New Mexico Attorney General Raúl Torrez Files Lawsuit Against Second Judicial District Court for IPRA Violations

Albuquerque, NM – Today, Attorney General Raúl Torrez filed a lawsuit against the Second Judicial District Court (SJDC) for violating the Inspection of Public Records Act (IPRA). This lawsuit arises from the court’s refusal to provide critical public records requested by journalists, essential for evaluating the effectiveness of court-ordered location monitoring of criminal defendants.

“Public safety is the most important issue in our state and citizens have a right to know if pretrial services are an effective alternative to detention, especially when judges choose to release violent offenders over the objection of police and prosecutors,” said AG Torrez. “No branch of government, not even the judicial branch, is allowed to operate without accountability, especially when individuals like Devin Munford are allowed to roam the streets of our community.”

“If pretrial supervision is as reliable as proponents argue, then they should have no objection to legitimate requests from the media about how well the system is working,” Torrez added. “Refusing to turn over the information only raises new questions that we should all demand answers to.”

IPRA mandates that the citizen’s right to know is the rule, and that secrecy should only be an exception. This level of accountability extends to all branches of government, including institutions that oversee criminal defendants’ compliance with court-ordered conditions of release.

Despite these foundational principles, SJDC recently denied two separate public records requests from journalists seeking documents related to the efficacy of court-ordered location monitoring of criminal defendants. These denials obstruct public scrutiny and accountability, particularly concerning the pretrial supervision of criminal defendants. The public has a vested interest in understanding the effectiveness of these government operations, especially with the continuing development of the state’s bail reform.

The withheld information is critical for the public to assess whether conditions of release protect community safety, how pretrial services enforce these conditions, and how they respond to violations. The transparency of these operations is vital to public safety, particularly after the 2016 constitutional amendment empowering the judiciary to detain dangerous defendants pending trial.

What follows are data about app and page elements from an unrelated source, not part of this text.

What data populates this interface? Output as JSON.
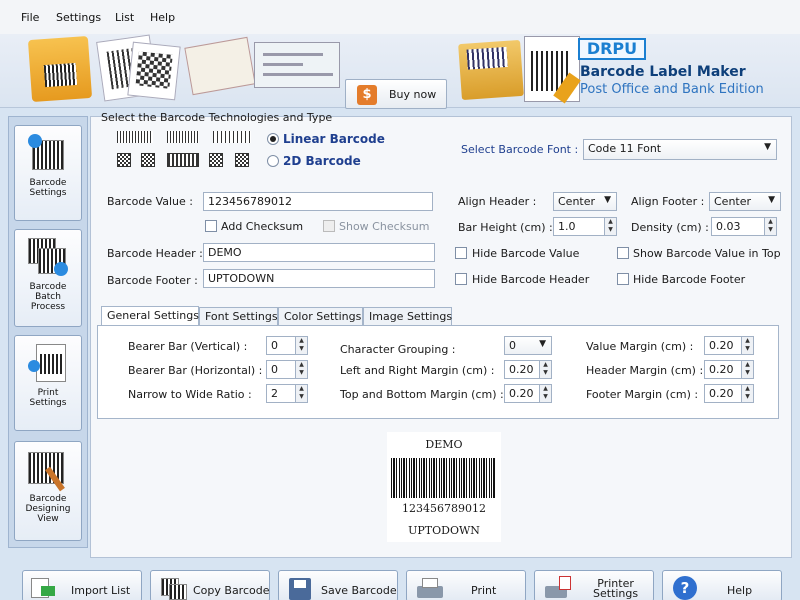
{
  "menu": [
    "File",
    "Settings",
    "List",
    "Help"
  ],
  "banner": {
    "buy_now": "Buy now",
    "buy_icon": "$",
    "brand": "DRPU",
    "title": "Barcode Label Maker",
    "subtitle": "Post Office and Bank Edition"
  },
  "sidebar": [
    {
      "label": "Barcode\nSettings",
      "icon": "barcode-settings-icon"
    },
    {
      "label": "Barcode\nBatch\nProcess",
      "icon": "batch-process-icon"
    },
    {
      "label": "Print\nSettings",
      "icon": "print-settings-icon"
    },
    {
      "label": "Barcode\nDesigning\nView",
      "icon": "designing-view-icon"
    }
  ],
  "tech": {
    "section_title": "Select the Barcode Technologies and Type",
    "linear": "Linear Barcode",
    "two_d": "2D Barcode",
    "selected": "linear",
    "font_label": "Select Barcode Font :",
    "font_value": "Code 11 Font"
  },
  "form": {
    "value_label": "Barcode Value :",
    "value": "123456789012",
    "add_checksum": "Add Checksum",
    "show_checksum": "Show Checksum",
    "header_label": "Barcode Header :",
    "header": "DEMO",
    "footer_label": "Barcode Footer :",
    "footer": "UPTODOWN",
    "align_header_label": "Align Header :",
    "align_header": "Center",
    "align_footer_label": "Align Footer :",
    "align_footer": "Center",
    "bar_height_label": "Bar Height (cm) :",
    "bar_height": "1.0",
    "density_label": "Density (cm) :",
    "density": "0.03",
    "hide_value": "Hide Barcode Value",
    "show_value_top": "Show Barcode Value in Top",
    "hide_header": "Hide Barcode Header",
    "hide_footer": "Hide Barcode Footer"
  },
  "tabs": [
    "General Settings",
    "Font Settings",
    "Color Settings",
    "Image Settings"
  ],
  "general": {
    "bearer_v_label": "Bearer Bar (Vertical) :",
    "bearer_v": "0",
    "bearer_h_label": "Bearer Bar (Horizontal) :",
    "bearer_h": "0",
    "ratio_label": "Narrow to Wide Ratio :",
    "ratio": "2",
    "grouping_label": "Character Grouping :",
    "grouping": "0",
    "lr_margin_label": "Left and Right Margin (cm) :",
    "lr_margin": "0.20",
    "tb_margin_label": "Top and Bottom Margin (cm) :",
    "tb_margin": "0.20",
    "value_margin_label": "Value Margin (cm) :",
    "value_margin": "0.20",
    "header_margin_label": "Header Margin (cm) :",
    "header_margin": "0.20",
    "footer_margin_label": "Footer Margin (cm) :",
    "footer_margin": "0.20"
  },
  "preview": {
    "header": "DEMO",
    "value": "123456789012",
    "footer": "UPTODOWN"
  },
  "bottom": [
    {
      "label": "Import List",
      "icon": "import-list-icon"
    },
    {
      "label": "Copy Barcode",
      "icon": "copy-barcode-icon"
    },
    {
      "label": "Save Barcode",
      "icon": "save-barcode-icon"
    },
    {
      "label": "Print",
      "icon": "print-icon"
    },
    {
      "label": "Printer\nSettings",
      "icon": "printer-settings-icon"
    },
    {
      "label": "Help",
      "icon": "help-icon"
    }
  ]
}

The SJDC’s refusal to comply with IPRA not only violates the principles of open government but also jeopardizes public safety. This legal action seeks to enforce compliance with IPRA and to ensure that the public remains informed about the operations of its government, particularly in matters affecting community safety.

The filed complaint is attached here.